Subtle social information is available in text such as a speaker’s emotional state, intentions, and attitude, but current information extraction systems are unable to extract this information at the level that humans can. We describe a methodology for creating databases of messages annotated with social information based on interactive games between humans(More)
We use historical change to explore whether children filter their input for language learning. Although others (e.g., Rohde & Plaut, 1999) have proposed filtering based on string length, we explore two types of filters that assume richer linguistic structure. One presupposes that linguistic utterances are structurally highly ambiguous and focuses learning(More)

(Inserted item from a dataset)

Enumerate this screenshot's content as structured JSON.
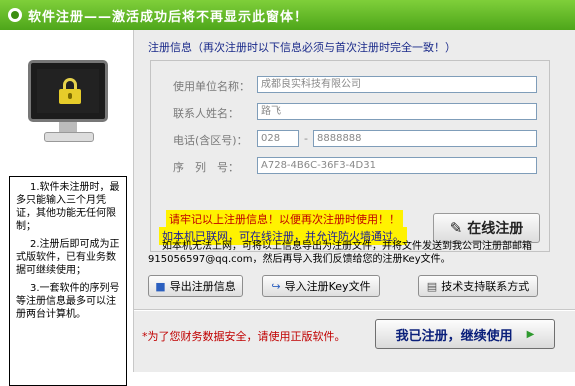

Language acquisition research is oen concerned with questions of what, when, and how – what children know, when they know it, and how they learn it. eoretical research traditionally yields the what – the knowledge that children attain. For instance, this includes how many vowel phonemes the language has, how the plural is formed, and if the verb comes(More)